“After” takes a problematic fanfiction and turns it into a frustrating and predictable movie.
Ithaca College freshman Frankie Walls was sitting in the Rowland Hall lounge, having a study session with her friends when she shared some poems she wrote about female identity and sexual assault.
The Distinguished Visiting Writer Workshop is a one-credit course at the college that allows students to attend readings by three distinguished authors: one poet, one nonfiction writer, which will be Kiese Laymon and one fiction writer, which will be Dana Spiotta. Students also get the opportunity to study under and conference individually with one writer in the area of their choosing. For example, students interested in poetry will submit poem samples and conference with Limón. Each author also teaches two 90-minute classes throughout the semester that all students attend regardless of their concentration. Limón is the author of four books of poetry, including “Bright Dead Things,” which was a finalist for the 2015 National Book Award in Poetry, a finalist for the 2015 National Book Critics Circle Award and one of the Top Ten Poetry Books of the Year, according to The New York Times.
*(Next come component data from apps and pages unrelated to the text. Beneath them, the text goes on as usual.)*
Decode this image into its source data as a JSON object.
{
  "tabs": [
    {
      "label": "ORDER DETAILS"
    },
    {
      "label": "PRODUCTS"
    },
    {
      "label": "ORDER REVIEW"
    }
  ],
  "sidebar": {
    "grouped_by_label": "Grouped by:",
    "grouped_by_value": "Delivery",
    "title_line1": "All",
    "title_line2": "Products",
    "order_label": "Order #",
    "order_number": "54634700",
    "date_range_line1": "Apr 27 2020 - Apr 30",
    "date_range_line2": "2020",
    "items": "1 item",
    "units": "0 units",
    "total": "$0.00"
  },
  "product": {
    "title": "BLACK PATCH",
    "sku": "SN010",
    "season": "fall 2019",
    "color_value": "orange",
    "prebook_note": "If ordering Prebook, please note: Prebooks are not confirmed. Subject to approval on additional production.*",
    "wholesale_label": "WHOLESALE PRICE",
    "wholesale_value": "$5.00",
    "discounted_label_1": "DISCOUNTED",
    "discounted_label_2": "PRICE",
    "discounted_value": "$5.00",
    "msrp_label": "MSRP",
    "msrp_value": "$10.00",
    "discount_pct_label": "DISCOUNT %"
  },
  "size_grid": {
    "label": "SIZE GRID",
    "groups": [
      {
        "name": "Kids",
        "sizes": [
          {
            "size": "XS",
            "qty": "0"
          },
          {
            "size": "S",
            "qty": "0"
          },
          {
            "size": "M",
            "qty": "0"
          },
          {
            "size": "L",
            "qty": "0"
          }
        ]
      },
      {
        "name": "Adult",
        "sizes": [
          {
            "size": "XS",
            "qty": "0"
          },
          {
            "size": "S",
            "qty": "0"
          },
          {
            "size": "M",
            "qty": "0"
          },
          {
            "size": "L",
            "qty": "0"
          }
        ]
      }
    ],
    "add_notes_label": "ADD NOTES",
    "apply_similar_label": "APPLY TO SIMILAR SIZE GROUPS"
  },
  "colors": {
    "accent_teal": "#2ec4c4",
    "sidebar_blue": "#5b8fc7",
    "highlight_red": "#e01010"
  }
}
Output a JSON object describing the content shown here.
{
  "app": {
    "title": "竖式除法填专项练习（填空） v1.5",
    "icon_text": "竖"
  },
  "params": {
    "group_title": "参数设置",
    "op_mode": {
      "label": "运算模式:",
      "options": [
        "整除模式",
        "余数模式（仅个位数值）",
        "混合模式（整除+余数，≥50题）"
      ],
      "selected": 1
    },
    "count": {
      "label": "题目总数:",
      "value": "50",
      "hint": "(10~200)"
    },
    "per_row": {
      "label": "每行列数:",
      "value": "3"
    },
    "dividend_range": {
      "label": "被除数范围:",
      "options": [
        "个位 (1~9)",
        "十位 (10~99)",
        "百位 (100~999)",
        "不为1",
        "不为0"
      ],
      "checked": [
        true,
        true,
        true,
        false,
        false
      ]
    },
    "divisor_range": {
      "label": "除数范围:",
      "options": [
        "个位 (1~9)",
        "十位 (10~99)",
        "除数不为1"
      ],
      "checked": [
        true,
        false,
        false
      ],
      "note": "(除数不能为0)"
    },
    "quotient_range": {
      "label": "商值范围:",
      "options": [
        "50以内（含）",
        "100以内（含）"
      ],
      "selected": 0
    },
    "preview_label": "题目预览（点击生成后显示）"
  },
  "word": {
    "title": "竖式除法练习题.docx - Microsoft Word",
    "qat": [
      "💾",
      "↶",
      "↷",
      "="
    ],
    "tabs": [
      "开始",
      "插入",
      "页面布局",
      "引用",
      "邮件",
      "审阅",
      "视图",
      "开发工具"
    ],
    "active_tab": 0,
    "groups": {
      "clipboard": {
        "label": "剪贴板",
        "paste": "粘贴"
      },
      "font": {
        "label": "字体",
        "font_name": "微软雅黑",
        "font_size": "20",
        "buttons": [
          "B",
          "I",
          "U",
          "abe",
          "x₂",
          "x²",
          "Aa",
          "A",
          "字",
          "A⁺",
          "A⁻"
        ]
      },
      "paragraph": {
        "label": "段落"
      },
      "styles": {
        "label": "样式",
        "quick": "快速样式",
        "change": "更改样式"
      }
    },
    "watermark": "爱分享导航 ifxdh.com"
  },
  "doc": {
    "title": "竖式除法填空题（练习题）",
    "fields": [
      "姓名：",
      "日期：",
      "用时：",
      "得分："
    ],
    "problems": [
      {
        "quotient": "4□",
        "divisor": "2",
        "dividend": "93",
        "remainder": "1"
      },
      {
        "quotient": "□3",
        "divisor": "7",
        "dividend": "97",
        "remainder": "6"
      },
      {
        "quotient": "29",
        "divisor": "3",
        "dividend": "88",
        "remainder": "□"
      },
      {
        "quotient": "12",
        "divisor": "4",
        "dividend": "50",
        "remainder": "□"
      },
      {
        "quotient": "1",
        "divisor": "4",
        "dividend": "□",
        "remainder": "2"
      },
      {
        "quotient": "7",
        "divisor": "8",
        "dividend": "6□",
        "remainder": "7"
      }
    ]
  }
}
Her work explores issues of identity, relationships and language from both personal and worldly perspectives.
The anthropology department at Columbia University invited Professor Catherine Taylor to give her lecture, titled “Between Art and Politics: ‘Ficto-Criticism’ and Suspended Genres,” and a reading from “Apart” on Thursday.
Anne Fadiman, adjunct professor of English at Yale University, will discuss the intimate and personal relationships readers build with books in her presentation titled “Using Bacon as Bookmarks: How Readers Treat Their Books” on Nov. 13 in Emerson Suites.
The new book “Da Vinci’s Ghost” is the first work to look exclusively at the origins of Leonardo da Vinci’s famous drawing, “Vitruvian Man.” The book’s author, Toby Lester, examines the evolution of the drawing and the ideas that the figure represents, such as that man is a microcosm of the world and that the…
In burgeoning writer Vanessa Diffenbaugh’s “The Language of Flowers,” the Victorian idea of flowers having their own messages is used as a way to tell a story of betrayal, motherhood, love and ultimately redemption.
Fierce passion and an unparalleled determination are characteristics shared by both the people in Eleanor Henderson’s debut novel “Ten Thousand Saints” and the author herself.